Porter lays out the case for how smart connected products are transforming competition in the Harvard Business Review. He took us through that logic at the World Business Forum. Key points:
Digital is going to be the biggest transformation engine for every industry over the next period of time.
We started with mechanical products.
Then in the 1960s we saw IT driven value chain automation.
The 1980s were marked by the Internet driving value chain dispersion and integration.
Now we’re seeing smart connected products with IT “embedded in the products themselves” and expanding the way products create value.
Porter sees the fourth wave of change as the interface between products and humans. Some even think we’re heading toward every one of us having a chip implanted in our brains.
The ability of these smart connected products to monitor, control, optimize and automate systems changes the way leaders should think about their industries, their competitive advantage and their value chain.
From an industry standpoint, expect:
- Suppliers to be less dependent on mechanical components and more on IT
- Buyers’ reduced dependency on channel service partners and expanded opportunities for differentiation and segmentation, smarter customers and new business models.
- New entrants to see higher barriers to entry but the ability to leap frog entire system.

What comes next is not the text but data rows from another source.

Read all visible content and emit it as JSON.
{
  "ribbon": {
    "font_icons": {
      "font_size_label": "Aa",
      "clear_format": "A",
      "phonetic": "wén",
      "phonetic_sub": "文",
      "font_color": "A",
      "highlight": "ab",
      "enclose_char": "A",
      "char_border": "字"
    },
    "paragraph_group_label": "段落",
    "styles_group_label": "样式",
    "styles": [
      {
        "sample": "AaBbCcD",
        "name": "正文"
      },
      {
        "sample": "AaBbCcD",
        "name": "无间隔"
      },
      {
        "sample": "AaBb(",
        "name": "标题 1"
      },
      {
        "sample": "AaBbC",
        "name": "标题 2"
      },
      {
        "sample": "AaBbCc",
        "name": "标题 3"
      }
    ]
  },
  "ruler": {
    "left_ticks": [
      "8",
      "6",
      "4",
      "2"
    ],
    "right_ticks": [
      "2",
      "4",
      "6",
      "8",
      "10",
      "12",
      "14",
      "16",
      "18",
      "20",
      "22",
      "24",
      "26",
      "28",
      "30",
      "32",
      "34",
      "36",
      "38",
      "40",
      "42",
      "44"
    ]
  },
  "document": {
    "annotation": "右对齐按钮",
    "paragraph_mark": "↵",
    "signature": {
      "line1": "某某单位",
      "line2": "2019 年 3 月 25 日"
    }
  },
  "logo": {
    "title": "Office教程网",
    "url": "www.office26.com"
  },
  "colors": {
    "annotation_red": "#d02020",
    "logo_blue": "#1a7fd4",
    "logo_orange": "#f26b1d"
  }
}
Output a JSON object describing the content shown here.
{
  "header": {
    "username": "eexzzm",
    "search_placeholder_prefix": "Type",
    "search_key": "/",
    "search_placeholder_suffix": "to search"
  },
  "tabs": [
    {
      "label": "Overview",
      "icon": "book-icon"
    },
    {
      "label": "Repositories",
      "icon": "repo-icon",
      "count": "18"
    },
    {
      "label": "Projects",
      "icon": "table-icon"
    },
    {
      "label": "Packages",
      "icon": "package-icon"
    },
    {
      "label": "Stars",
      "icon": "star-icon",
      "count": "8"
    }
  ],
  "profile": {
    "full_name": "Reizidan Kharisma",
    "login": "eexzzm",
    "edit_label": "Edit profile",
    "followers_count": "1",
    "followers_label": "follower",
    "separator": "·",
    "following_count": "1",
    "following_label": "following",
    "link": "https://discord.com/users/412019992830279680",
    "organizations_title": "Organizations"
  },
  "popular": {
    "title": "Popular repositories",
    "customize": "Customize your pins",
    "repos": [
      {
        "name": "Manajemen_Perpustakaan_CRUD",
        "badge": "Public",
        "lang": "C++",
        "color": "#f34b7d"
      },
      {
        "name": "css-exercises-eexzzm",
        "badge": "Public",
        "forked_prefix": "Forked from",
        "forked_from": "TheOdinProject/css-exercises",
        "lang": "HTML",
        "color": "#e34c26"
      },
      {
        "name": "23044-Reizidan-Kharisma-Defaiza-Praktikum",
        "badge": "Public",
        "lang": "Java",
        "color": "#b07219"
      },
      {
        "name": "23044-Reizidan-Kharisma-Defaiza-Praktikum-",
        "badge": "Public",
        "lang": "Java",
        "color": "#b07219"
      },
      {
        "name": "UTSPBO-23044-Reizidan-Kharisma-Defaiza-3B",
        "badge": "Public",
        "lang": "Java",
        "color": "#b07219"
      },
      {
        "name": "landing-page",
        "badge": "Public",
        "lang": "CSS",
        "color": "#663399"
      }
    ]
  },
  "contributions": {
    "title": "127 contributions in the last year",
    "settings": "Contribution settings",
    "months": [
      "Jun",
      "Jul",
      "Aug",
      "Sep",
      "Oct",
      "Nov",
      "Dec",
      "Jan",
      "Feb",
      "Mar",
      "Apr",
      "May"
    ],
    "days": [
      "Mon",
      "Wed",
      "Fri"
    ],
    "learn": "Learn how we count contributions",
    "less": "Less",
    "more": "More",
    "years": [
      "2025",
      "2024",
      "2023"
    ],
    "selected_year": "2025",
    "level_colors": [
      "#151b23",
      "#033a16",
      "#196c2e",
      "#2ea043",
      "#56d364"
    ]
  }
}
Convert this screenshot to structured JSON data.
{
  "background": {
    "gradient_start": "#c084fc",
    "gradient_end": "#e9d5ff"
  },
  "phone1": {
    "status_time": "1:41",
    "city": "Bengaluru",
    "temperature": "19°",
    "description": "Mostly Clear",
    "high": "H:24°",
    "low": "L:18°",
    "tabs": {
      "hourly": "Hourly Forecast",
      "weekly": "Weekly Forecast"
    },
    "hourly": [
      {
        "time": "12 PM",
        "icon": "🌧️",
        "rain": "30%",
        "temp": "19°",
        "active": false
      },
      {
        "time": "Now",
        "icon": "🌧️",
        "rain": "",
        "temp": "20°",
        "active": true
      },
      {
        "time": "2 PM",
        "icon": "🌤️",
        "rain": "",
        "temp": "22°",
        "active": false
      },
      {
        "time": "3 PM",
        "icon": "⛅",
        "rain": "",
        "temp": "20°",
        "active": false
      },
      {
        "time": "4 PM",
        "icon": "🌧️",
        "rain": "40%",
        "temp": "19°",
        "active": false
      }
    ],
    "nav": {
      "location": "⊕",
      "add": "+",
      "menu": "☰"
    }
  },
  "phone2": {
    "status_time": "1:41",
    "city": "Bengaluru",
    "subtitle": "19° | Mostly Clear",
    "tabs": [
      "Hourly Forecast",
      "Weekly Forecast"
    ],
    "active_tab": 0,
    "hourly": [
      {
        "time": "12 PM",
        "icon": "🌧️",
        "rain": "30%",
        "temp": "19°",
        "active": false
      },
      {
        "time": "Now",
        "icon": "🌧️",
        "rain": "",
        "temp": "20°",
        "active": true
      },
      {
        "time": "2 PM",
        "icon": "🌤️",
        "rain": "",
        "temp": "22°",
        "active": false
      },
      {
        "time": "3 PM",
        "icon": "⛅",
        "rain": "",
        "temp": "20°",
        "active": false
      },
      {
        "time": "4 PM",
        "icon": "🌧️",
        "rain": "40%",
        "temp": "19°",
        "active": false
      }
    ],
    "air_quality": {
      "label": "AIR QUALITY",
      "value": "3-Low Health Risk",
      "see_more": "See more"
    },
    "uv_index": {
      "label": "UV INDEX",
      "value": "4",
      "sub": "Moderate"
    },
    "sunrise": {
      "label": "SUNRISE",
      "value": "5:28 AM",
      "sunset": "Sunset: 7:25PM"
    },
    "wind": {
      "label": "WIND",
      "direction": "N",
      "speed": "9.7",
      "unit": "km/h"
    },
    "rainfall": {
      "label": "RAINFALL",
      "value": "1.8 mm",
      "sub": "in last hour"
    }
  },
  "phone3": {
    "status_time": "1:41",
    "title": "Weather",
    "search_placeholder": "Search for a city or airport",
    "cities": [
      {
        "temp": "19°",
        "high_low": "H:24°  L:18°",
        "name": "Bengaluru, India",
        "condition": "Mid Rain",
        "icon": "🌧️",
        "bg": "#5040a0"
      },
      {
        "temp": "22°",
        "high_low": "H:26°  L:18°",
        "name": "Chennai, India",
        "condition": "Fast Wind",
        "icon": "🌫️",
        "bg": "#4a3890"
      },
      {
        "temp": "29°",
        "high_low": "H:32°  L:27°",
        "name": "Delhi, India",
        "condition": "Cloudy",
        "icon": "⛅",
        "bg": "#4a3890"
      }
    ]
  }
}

- Substitutes with products as substitutes themselves for service offerings.
- Existing rivalries with less focus on price but higher fixed costs with IT systems.
This leads Porter to ten strategic questions:
- Which product capabilities to pursue?
- Functionality embedded in product or in the cloud?
- Open or closed system?
- Technology development internal or outsourced?
- What data to capture?
- How to manage data rights, access and security?
- Disintermediate distribution or service channels?
- Change the business model?
- Sell data to outside parties?
- Expand product scope to systems?
These questions cut across the value chain, impacting design and development, production, marketing and selling, logistics and delivery, and services and support.
From smart connected products to smart connected people
Porter is convinced that augmented reality will drive the fourth wave of this revolution as the interface between products and humans. He suggests machines have advantages in physical power and endurance, computing power and processing, analytics, consistency and resistance to harsh environments. Humans are better at ideation, creativity and innovation, broad sensory pattern recognition, complex communication and sophisticated sensorimotor skills.
We’re already seeing heads up displays and wearables making it easier for humans to visualize things, receive instruction and guidance and interact with machines. Expect this to continue.
Sooner rather than later we’re going to leverage augmented reality’s ability to accelerate human transitions like onboarding. Bridgewater’s continual “dot” driven feedback is already trying to do this. Augmented reality can be particularly valuable in keeping new leaders from stepping on landmines and adjusting to their new situation over their first 100-days:
- Monitor: Track where new leaders actually spend their time, whom they interact with and those people’s reactions to the new leaders.
- Assess: Compare what new leaders are doing with current best thinking on what they should be doing. Spot trends in people’s reactions to new leaders – what’s going well and less well.
- Adjust: Most of us see what we want to see. Those using augmented reality to see when new leaders fail will see more failures. Those using augmented reality to help new leaders adjust along the way in order to succeed will see more successes.